Information below:
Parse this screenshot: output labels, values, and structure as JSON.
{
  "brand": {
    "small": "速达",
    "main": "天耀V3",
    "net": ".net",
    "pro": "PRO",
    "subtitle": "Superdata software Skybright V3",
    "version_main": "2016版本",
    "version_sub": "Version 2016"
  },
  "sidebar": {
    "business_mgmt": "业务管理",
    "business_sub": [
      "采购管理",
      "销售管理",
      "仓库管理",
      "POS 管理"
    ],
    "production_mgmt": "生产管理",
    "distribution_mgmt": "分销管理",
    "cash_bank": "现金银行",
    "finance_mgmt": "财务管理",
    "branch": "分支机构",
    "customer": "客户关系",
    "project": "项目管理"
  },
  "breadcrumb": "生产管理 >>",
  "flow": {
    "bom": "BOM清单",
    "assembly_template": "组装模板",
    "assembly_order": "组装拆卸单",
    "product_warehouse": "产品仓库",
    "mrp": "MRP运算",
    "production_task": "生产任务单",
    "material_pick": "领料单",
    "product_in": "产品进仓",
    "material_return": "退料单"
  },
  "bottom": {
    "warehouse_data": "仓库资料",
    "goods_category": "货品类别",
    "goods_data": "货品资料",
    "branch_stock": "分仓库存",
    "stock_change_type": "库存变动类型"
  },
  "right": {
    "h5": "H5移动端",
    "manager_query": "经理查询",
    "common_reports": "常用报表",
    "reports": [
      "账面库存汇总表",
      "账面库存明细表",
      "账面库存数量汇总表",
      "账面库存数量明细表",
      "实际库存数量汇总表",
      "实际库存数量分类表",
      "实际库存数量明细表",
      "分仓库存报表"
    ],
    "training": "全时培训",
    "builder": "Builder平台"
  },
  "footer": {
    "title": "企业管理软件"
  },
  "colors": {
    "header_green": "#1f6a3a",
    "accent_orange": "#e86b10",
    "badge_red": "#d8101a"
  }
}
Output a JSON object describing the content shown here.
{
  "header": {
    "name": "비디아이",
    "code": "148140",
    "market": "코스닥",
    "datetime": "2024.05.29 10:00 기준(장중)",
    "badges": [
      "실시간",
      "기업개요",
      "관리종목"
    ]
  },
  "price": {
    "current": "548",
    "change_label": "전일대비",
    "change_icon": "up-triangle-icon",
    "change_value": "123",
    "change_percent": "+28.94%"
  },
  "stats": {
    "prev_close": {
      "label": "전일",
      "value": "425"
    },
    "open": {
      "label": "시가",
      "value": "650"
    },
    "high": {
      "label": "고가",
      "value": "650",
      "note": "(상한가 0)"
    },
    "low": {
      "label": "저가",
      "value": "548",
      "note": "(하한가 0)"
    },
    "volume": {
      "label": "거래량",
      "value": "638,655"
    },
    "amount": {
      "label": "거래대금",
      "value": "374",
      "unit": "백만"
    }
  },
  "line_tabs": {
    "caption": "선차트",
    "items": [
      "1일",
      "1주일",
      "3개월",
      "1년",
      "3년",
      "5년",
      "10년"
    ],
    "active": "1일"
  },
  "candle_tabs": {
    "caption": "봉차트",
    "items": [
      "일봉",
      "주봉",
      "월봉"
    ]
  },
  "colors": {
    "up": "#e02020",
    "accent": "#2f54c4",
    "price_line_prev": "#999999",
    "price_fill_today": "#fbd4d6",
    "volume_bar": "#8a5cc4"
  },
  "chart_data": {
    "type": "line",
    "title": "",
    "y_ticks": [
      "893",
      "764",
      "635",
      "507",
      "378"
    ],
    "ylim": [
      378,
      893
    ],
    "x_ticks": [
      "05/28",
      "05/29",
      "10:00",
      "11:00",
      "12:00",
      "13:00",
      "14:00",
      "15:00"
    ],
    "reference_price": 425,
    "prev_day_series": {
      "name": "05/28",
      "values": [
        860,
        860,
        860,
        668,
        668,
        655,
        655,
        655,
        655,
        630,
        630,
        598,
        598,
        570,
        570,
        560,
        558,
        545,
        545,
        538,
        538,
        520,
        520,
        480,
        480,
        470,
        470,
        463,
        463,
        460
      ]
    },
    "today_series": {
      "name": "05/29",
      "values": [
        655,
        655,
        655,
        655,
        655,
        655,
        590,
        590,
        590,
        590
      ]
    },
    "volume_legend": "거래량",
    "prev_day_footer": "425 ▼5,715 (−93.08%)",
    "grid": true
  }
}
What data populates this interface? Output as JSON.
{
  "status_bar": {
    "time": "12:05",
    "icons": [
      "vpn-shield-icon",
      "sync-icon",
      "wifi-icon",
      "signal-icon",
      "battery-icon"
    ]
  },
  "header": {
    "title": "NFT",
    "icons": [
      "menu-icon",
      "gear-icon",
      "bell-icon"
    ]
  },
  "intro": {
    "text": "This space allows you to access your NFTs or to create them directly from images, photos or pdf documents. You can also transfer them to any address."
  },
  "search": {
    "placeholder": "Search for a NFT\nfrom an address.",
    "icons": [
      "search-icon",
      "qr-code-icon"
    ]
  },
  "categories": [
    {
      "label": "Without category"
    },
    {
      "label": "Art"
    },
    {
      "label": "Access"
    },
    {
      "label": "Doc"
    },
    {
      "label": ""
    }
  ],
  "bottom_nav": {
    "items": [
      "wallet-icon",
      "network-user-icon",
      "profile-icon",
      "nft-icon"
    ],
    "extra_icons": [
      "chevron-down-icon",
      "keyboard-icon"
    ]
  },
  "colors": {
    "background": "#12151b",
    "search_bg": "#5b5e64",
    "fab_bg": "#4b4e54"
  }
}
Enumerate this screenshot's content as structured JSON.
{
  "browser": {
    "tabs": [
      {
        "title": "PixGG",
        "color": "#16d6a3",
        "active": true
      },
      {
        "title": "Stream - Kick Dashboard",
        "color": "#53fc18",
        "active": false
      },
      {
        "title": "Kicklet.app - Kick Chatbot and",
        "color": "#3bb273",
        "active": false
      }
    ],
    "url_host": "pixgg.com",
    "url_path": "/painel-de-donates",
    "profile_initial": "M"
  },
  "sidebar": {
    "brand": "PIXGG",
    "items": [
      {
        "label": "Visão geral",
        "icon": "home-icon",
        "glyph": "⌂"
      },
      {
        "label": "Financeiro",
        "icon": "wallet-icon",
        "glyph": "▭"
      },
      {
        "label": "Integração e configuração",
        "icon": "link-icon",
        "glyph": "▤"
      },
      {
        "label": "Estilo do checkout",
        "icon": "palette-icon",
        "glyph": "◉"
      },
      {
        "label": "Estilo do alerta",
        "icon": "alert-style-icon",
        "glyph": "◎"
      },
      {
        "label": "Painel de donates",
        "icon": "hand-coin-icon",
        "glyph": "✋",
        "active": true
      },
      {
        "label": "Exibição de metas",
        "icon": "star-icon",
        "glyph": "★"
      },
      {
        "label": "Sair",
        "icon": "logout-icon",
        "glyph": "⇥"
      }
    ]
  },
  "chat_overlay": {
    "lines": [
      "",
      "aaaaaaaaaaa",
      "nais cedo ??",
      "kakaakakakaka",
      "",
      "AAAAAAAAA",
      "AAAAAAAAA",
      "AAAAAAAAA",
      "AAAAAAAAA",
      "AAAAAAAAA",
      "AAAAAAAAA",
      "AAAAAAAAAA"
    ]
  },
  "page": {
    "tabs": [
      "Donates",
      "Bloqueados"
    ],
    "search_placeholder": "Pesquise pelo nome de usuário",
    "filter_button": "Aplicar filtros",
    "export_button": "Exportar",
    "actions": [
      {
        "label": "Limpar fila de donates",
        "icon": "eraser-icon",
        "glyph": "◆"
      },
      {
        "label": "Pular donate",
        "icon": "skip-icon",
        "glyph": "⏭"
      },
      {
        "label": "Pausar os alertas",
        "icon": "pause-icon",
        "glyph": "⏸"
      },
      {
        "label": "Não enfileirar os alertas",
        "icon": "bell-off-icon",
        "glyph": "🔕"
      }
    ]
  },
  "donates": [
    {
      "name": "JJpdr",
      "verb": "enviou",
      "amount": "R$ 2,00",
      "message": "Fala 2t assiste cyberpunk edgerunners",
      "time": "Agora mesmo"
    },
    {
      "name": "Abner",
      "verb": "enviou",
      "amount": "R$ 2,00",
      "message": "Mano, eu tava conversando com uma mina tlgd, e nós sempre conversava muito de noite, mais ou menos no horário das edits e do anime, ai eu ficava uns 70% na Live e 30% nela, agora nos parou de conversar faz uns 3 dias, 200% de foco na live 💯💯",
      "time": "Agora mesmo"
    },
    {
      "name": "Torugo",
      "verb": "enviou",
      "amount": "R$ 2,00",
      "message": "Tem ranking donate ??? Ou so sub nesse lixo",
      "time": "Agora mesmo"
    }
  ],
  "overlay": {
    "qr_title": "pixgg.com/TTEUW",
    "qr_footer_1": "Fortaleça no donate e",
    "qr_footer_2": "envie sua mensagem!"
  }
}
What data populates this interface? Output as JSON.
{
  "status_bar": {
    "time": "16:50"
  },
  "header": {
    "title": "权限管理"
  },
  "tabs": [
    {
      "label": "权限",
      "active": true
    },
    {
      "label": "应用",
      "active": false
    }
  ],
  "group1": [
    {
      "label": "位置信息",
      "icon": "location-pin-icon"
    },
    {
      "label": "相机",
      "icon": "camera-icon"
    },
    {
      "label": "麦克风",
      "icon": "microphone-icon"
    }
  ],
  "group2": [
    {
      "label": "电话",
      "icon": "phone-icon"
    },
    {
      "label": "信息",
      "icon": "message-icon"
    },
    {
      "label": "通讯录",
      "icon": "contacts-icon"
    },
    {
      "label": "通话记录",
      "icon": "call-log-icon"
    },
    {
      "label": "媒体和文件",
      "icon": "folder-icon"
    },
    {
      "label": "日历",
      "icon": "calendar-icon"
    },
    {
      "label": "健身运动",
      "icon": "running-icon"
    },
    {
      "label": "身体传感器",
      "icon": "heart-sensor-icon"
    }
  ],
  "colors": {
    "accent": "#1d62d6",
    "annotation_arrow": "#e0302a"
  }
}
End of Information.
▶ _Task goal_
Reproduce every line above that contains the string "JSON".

▶ _Your solution_
Parse this screenshot: output labels, values, and structure as JSON.
Output a JSON object describing the content shown here.
What data populates this interface? Output as JSON.
Enumerate this screenshot's content as structured JSON.
What data populates this interface? Output as JSON.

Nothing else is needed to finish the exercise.